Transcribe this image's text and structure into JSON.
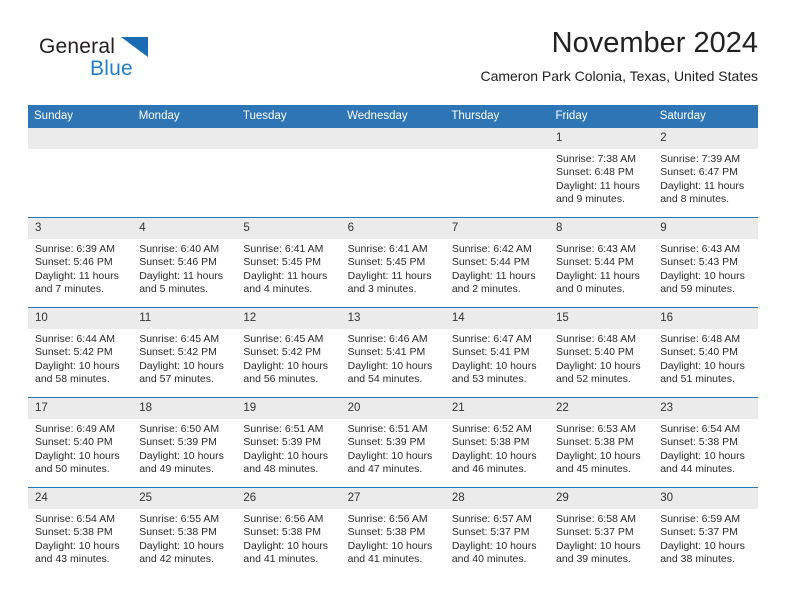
{
  "brand": {
    "name_part1": "General",
    "name_part2": "Blue"
  },
  "header": {
    "month_title": "November 2024",
    "location": "Cameron Park Colonia, Texas, United States"
  },
  "theme": {
    "header_blue": "#2e75b6",
    "brand_dark": "#231f20",
    "brand_blue": "#2480c8",
    "daynum_band": "#ebebeb",
    "text": "#2b2b2b"
  },
  "weekdays": [
    "Sunday",
    "Monday",
    "Tuesday",
    "Wednesday",
    "Thursday",
    "Friday",
    "Saturday"
  ],
  "labels": {
    "sunrise_prefix": "Sunrise: ",
    "sunset_prefix": "Sunset: ",
    "daylight_prefix": "Daylight: "
  },
  "weeks": [
    [
      {
        "day": "",
        "blank": true
      },
      {
        "day": "",
        "blank": true
      },
      {
        "day": "",
        "blank": true
      },
      {
        "day": "",
        "blank": true
      },
      {
        "day": "",
        "blank": true
      },
      {
        "day": "1",
        "sunrise": "Sunrise: 7:38 AM",
        "sunset": "Sunset: 6:48 PM",
        "daylight_1": "Daylight: 11 hours",
        "daylight_2": "and 9 minutes."
      },
      {
        "day": "2",
        "sunrise": "Sunrise: 7:39 AM",
        "sunset": "Sunset: 6:47 PM",
        "daylight_1": "Daylight: 11 hours",
        "daylight_2": "and 8 minutes."
      }
    ],
    [
      {
        "day": "3",
        "sunrise": "Sunrise: 6:39 AM",
        "sunset": "Sunset: 5:46 PM",
        "daylight_1": "Daylight: 11 hours",
        "daylight_2": "and 7 minutes."
      },
      {
        "day": "4",
        "sunrise": "Sunrise: 6:40 AM",
        "sunset": "Sunset: 5:46 PM",
        "daylight_1": "Daylight: 11 hours",
        "daylight_2": "and 5 minutes."
      },
      {
        "day": "5",
        "sunrise": "Sunrise: 6:41 AM",
        "sunset": "Sunset: 5:45 PM",
        "daylight_1": "Daylight: 11 hours",
        "daylight_2": "and 4 minutes."
      },
      {
        "day": "6",
        "sunrise": "Sunrise: 6:41 AM",
        "sunset": "Sunset: 5:45 PM",
        "daylight_1": "Daylight: 11 hours",
        "daylight_2": "and 3 minutes."
      },
      {
        "day": "7",
        "sunrise": "Sunrise: 6:42 AM",
        "sunset": "Sunset: 5:44 PM",
        "daylight_1": "Daylight: 11 hours",
        "daylight_2": "and 2 minutes."
      },
      {
        "day": "8",
        "sunrise": "Sunrise: 6:43 AM",
        "sunset": "Sunset: 5:44 PM",
        "daylight_1": "Daylight: 11 hours",
        "daylight_2": "and 0 minutes."
      },
      {
        "day": "9",
        "sunrise": "Sunrise: 6:43 AM",
        "sunset": "Sunset: 5:43 PM",
        "daylight_1": "Daylight: 10 hours",
        "daylight_2": "and 59 minutes."
      }
    ],
    [
      {
        "day": "10",
        "sunrise": "Sunrise: 6:44 AM",
        "sunset": "Sunset: 5:42 PM",
        "daylight_1": "Daylight: 10 hours",
        "daylight_2": "and 58 minutes."
      },
      {
        "day": "11",
        "sunrise": "Sunrise: 6:45 AM",
        "sunset": "Sunset: 5:42 PM",
        "daylight_1": "Daylight: 10 hours",
        "daylight_2": "and 57 minutes."
      },
      {
        "day": "12",
        "sunrise": "Sunrise: 6:45 AM",
        "sunset": "Sunset: 5:42 PM",
        "daylight_1": "Daylight: 10 hours",
        "daylight_2": "and 56 minutes."
      },
      {
        "day": "13",
        "sunrise": "Sunrise: 6:46 AM",
        "sunset": "Sunset: 5:41 PM",
        "daylight_1": "Daylight: 10 hours",
        "daylight_2": "and 54 minutes."
      },
      {
        "day": "14",
        "sunrise": "Sunrise: 6:47 AM",
        "sunset": "Sunset: 5:41 PM",
        "daylight_1": "Daylight: 10 hours",
        "daylight_2": "and 53 minutes."
      },
      {
        "day": "15",
        "sunrise": "Sunrise: 6:48 AM",
        "sunset": "Sunset: 5:40 PM",
        "daylight_1": "Daylight: 10 hours",
        "daylight_2": "and 52 minutes."
      },
      {
        "day": "16",
        "sunrise": "Sunrise: 6:48 AM",
        "sunset": "Sunset: 5:40 PM",
        "daylight_1": "Daylight: 10 hours",
        "daylight_2": "and 51 minutes."
      }
    ],
    [
      {
        "day": "17",
        "sunrise": "Sunrise: 6:49 AM",
        "sunset": "Sunset: 5:40 PM",
        "daylight_1": "Daylight: 10 hours",
        "daylight_2": "and 50 minutes."
      },
      {
        "day": "18",
        "sunrise": "Sunrise: 6:50 AM",
        "sunset": "Sunset: 5:39 PM",
        "daylight_1": "Daylight: 10 hours",
        "daylight_2": "and 49 minutes."
      },
      {
        "day": "19",
        "sunrise": "Sunrise: 6:51 AM",
        "sunset": "Sunset: 5:39 PM",
        "daylight_1": "Daylight: 10 hours",
        "daylight_2": "and 48 minutes."
      },
      {
        "day": "20",
        "sunrise": "Sunrise: 6:51 AM",
        "sunset": "Sunset: 5:39 PM",
        "daylight_1": "Daylight: 10 hours",
        "daylight_2": "and 47 minutes."
      },
      {
        "day": "21",
        "sunrise": "Sunrise: 6:52 AM",
        "sunset": "Sunset: 5:38 PM",
        "daylight_1": "Daylight: 10 hours",
        "daylight_2": "and 46 minutes."
      },
      {
        "day": "22",
        "sunrise": "Sunrise: 6:53 AM",
        "sunset": "Sunset: 5:38 PM",
        "daylight_1": "Daylight: 10 hours",
        "daylight_2": "and 45 minutes."
      },
      {
        "day": "23",
        "sunrise": "Sunrise: 6:54 AM",
        "sunset": "Sunset: 5:38 PM",
        "daylight_1": "Daylight: 10 hours",
        "daylight_2": "and 44 minutes."
      }
    ],
    [
      {
        "day": "24",
        "sunrise": "Sunrise: 6:54 AM",
        "sunset": "Sunset: 5:38 PM",
        "daylight_1": "Daylight: 10 hours",
        "daylight_2": "and 43 minutes."
      },
      {
        "day": "25",
        "sunrise": "Sunrise: 6:55 AM",
        "sunset": "Sunset: 5:38 PM",
        "daylight_1": "Daylight: 10 hours",
        "daylight_2": "and 42 minutes."
      },
      {
        "day": "26",
        "sunrise": "Sunrise: 6:56 AM",
        "sunset": "Sunset: 5:38 PM",
        "daylight_1": "Daylight: 10 hours",
        "daylight_2": "and 41 minutes."
      },
      {
        "day": "27",
        "sunrise": "Sunrise: 6:56 AM",
        "sunset": "Sunset: 5:38 PM",
        "daylight_1": "Daylight: 10 hours",
        "daylight_2": "and 41 minutes."
      },
      {
        "day": "28",
        "sunrise": "Sunrise: 6:57 AM",
        "sunset": "Sunset: 5:37 PM",
        "daylight_1": "Daylight: 10 hours",
        "daylight_2": "and 40 minutes."
      },
      {
        "day": "29",
        "sunrise": "Sunrise: 6:58 AM",
        "sunset": "Sunset: 5:37 PM",
        "daylight_1": "Daylight: 10 hours",
        "daylight_2": "and 39 minutes."
      },
      {
        "day": "30",
        "sunrise": "Sunrise: 6:59 AM",
        "sunset": "Sunset: 5:37 PM",
        "daylight_1": "Daylight: 10 hours",
        "daylight_2": "and 38 minutes."
      }
    ]
  ]
}
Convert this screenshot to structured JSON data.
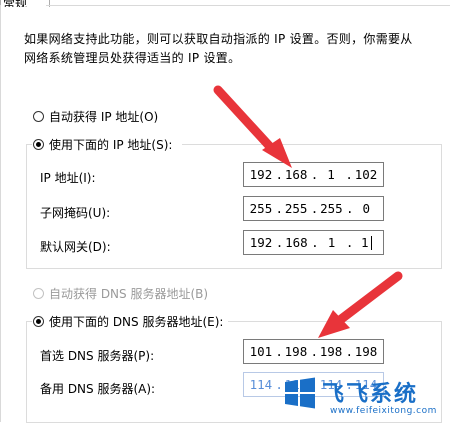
{
  "tab": {
    "label": "常规"
  },
  "info_text": "如果网络支持此功能，则可以获取自动指派的 IP 设置。否则，你需要从网络系统管理员处获得适当的 IP 设置。",
  "ip_section": {
    "auto_radio_label": "自动获得 IP 地址(O)",
    "manual_radio_label": "使用下面的 IP 地址(S):",
    "fields": [
      {
        "label": "IP 地址(I):",
        "octets": [
          "192",
          "168",
          "1",
          "102"
        ]
      },
      {
        "label": "子网掩码(U):",
        "octets": [
          "255",
          "255",
          "255",
          "0"
        ]
      },
      {
        "label": "默认网关(D):",
        "octets": [
          "192",
          "168",
          "1",
          "1"
        ]
      }
    ]
  },
  "dns_section": {
    "auto_radio_label": "自动获得 DNS 服务器地址(B)",
    "manual_radio_label": "使用下面的 DNS 服务器地址(E):",
    "fields": [
      {
        "label": "首选 DNS 服务器(P):",
        "octets": [
          "101",
          "198",
          "198",
          "198"
        ]
      },
      {
        "label": "备用 DNS 服务器(A):",
        "octets": [
          "114",
          "114",
          "114",
          "114"
        ]
      }
    ]
  },
  "watermark": {
    "brand": "飞飞系统",
    "url": "www.feifeixitong.com"
  },
  "colors": {
    "arrow": "#e8343a",
    "accent": "#1a6fc7"
  }
}
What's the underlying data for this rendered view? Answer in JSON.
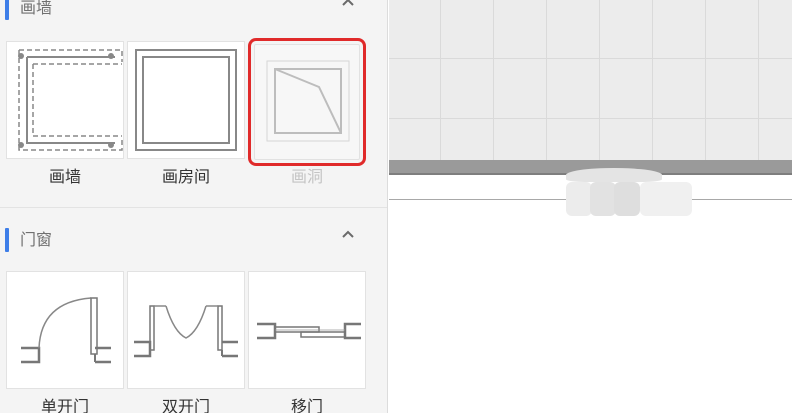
{
  "sidebar": {
    "accent_color": "#3e7ee8",
    "sections": [
      {
        "title": "画墙",
        "collapse_icon": "chevron-up-icon",
        "tools": [
          {
            "label": "画墙",
            "icon": "draw-wall-icon",
            "state": "normal"
          },
          {
            "label": "画房间",
            "icon": "draw-room-icon",
            "state": "normal"
          },
          {
            "label": "画洞",
            "icon": "draw-opening-icon",
            "state": "disabled",
            "highlighted": true,
            "highlight_color": "#e02a2a"
          }
        ]
      },
      {
        "title": "门窗",
        "collapse_icon": "chevron-up-icon",
        "tools": [
          {
            "label": "单开门",
            "icon": "single-door-icon",
            "state": "normal"
          },
          {
            "label": "双开门",
            "icon": "double-door-icon",
            "state": "normal"
          },
          {
            "label": "移门",
            "icon": "sliding-door-icon",
            "state": "normal"
          }
        ]
      }
    ]
  },
  "canvas": {
    "grid_color": "#dadada",
    "background_color": "#ececec",
    "wall_color": "#9a9a9a"
  }
}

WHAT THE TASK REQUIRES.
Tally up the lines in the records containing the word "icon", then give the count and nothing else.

ANSWER TO THE PROBLEM.
8